By Thad Plumley
As the check was being written for new blinds we had installed in our house, the sales representative added one final thing:
“Remember that the manufacturer warranty on the product is one year, but if you write an online review on Google, our company tacks on two additional years.”
He added we didn’t have to give his company a certain number of stars in the online rating system or have the comments be glowing for the additional years to kick in; we simply had to write about using his company and what we thought of its service.
He didn’t have anything to worry about. We loved the product, the price was fair, and any installer who takes pictures of our cats to send to his girlfriend is getting five stars from my wife!
The more I thought about the company’s plan after writing a review, the more I realized it’s genius—and our house is proof.
When my wife and I decided we needed blinds, she looked online. One company stood out above all its competitors because it had significantly more reviews than others and nearly all of the reviews were positive. We’d have been silly to call another company.
So here’s where you come in. You must steal this genius plan and adapt it for your company.
Offer your customers maintenance agreements for a fee—and then tack on a second year for any online review.
Believe me when I say maintenance agreements and online reviews are critical to your success. The online reviews will give you customers and the maintenance agreements will lock them in for years to come.

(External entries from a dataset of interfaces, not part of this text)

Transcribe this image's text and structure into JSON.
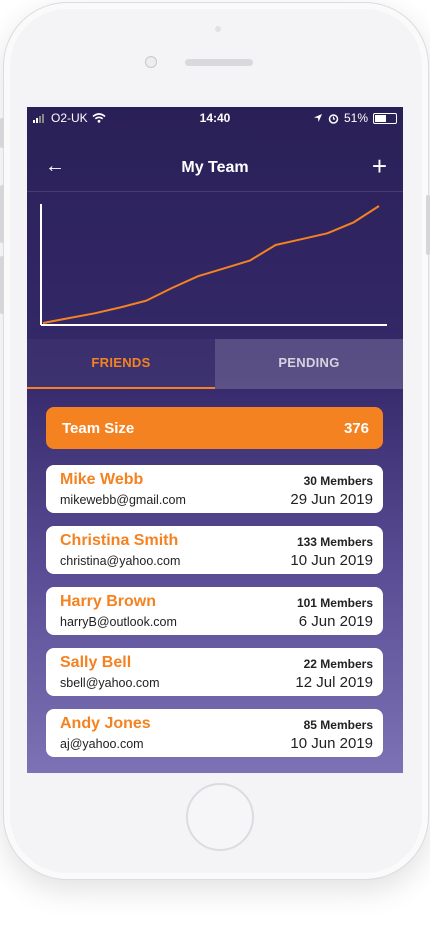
{
  "status": {
    "carrier": "O2-UK",
    "time": "14:40",
    "battery": "51%"
  },
  "header": {
    "title": "My Team"
  },
  "chart_data": {
    "type": "line",
    "x": [
      1,
      2,
      3,
      4,
      5,
      6,
      7,
      8,
      9,
      10,
      11,
      12,
      13,
      14
    ],
    "values": [
      0,
      5,
      10,
      16,
      23,
      36,
      48,
      56,
      64,
      80,
      86,
      92,
      103,
      120
    ],
    "color": "#f58221"
  },
  "tabs": [
    {
      "label": "FRIENDS",
      "active": true
    },
    {
      "label": "PENDING",
      "active": false
    }
  ],
  "team_size": {
    "label": "Team Size",
    "value": "376"
  },
  "members": [
    {
      "name": "Mike Webb",
      "email": "mikewebb@gmail.com",
      "members": "30 Members",
      "date": "29 Jun 2019"
    },
    {
      "name": "Christina Smith",
      "email": "christina@yahoo.com",
      "members": "133 Members",
      "date": "10 Jun 2019"
    },
    {
      "name": "Harry Brown",
      "email": "harryB@outlook.com",
      "members": "101 Members",
      "date": "6 Jun 2019"
    },
    {
      "name": "Sally Bell",
      "email": "sbell@yahoo.com",
      "members": "22 Members",
      "date": "12 Jul 2019"
    },
    {
      "name": "Andy Jones",
      "email": "aj@yahoo.com",
      "members": "85 Members",
      "date": "10 Jun 2019"
    }
  ],
  "colors": {
    "accent": "#f58221",
    "background": "#2a2057"
  }
}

Online reviews are the phonebooks of yesteryear. Google is simply where people go when they need a service. However, the online reviews are way more useful than a phonebook because of the customer comments.

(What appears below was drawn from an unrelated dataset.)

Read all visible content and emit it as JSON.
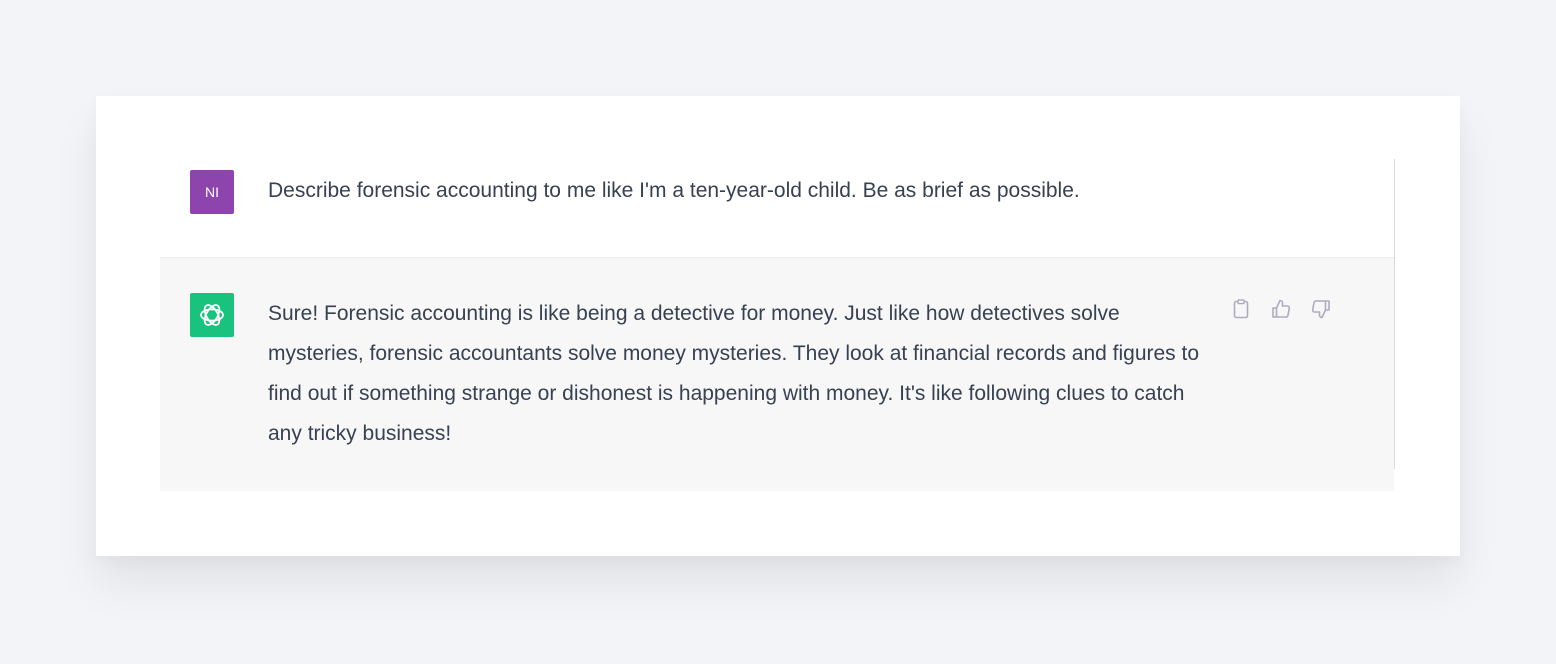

We recently had our chimney cleaned and stayed away from a company that got wonderful reviews—most of the time. My wife and I noticed that almost all the negative comments indicated the company ignored some people, never calling them back to set up service. Life’s too short, we thought, as we went with another firm.

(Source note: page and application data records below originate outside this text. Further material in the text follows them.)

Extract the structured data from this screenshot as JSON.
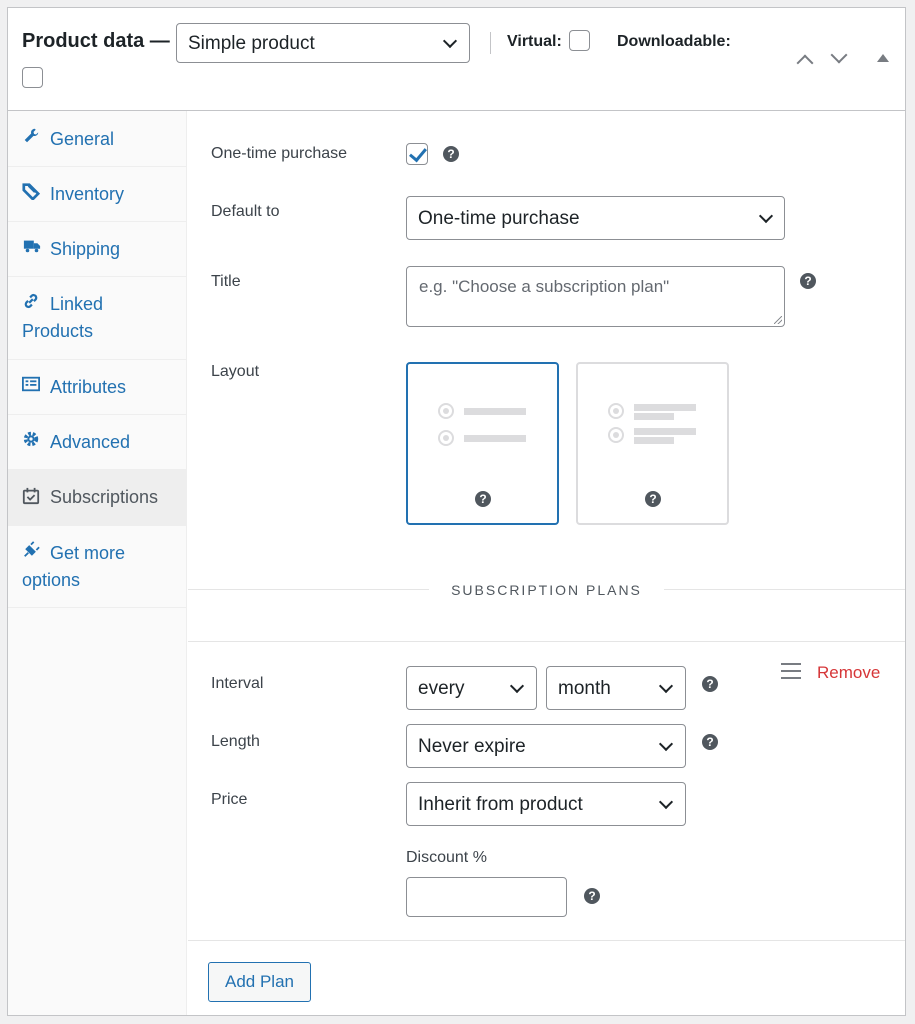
{
  "header": {
    "title": "Product data —",
    "product_type": "Simple product",
    "virtual_label": "Virtual:",
    "downloadable_label": "Downloadable:",
    "virtual_checked": false,
    "downloadable_checked": false
  },
  "sidebar": {
    "items": [
      {
        "label": "General",
        "icon": "wrench-icon",
        "active": false
      },
      {
        "label": "Inventory",
        "icon": "tag-icon",
        "active": false
      },
      {
        "label": "Shipping",
        "icon": "truck-icon",
        "active": false
      },
      {
        "label": "Linked Products",
        "icon": "link-icon",
        "active": false
      },
      {
        "label": "Attributes",
        "icon": "list-icon",
        "active": false
      },
      {
        "label": "Advanced",
        "icon": "gear-icon",
        "active": false
      },
      {
        "label": "Subscriptions",
        "icon": "calendar-check-icon",
        "active": true
      },
      {
        "label": "Get more options",
        "icon": "plugin-icon",
        "active": false
      }
    ]
  },
  "form": {
    "one_time_label": "One-time purchase",
    "one_time_checked": true,
    "default_to_label": "Default to",
    "default_to_value": "One-time purchase",
    "title_label": "Title",
    "title_placeholder": "e.g. \"Choose a subscription plan\"",
    "layout_label": "Layout",
    "help_glyph": "?"
  },
  "plans": {
    "section_title": "SUBSCRIPTION PLANS",
    "remove_label": "Remove",
    "interval_label": "Interval",
    "interval_every": "every",
    "interval_unit": "month",
    "length_label": "Length",
    "length_value": "Never expire",
    "price_label": "Price",
    "price_value": "Inherit from product",
    "discount_label": "Discount %",
    "discount_value": "",
    "add_plan_label": "Add Plan"
  },
  "colors": {
    "accent": "#2271b1",
    "danger": "#d63638",
    "sidebar_bg": "#fafafa"
  }
}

The maintenance agreements will give you business for the off months and lock in the customers if you fill your agreement with some customer perks. Offer an annual water test, give a discount on any needed parts for repairs, provide a top-of-the-list spot on emergency calls, and other things that are unique for your business.
Once folks sign on for that, they’re not going to Google again when something happens. They’re calling you.
And if you’re still not sure that will work? Take a picture of the cats. That’s guaranteeing customers for life!
Thad Plumley is the editor of WWJ and director of information products at the National Ground Water Association. He can be reached at email@example.com, or (800) 551-7379, ext. 1594.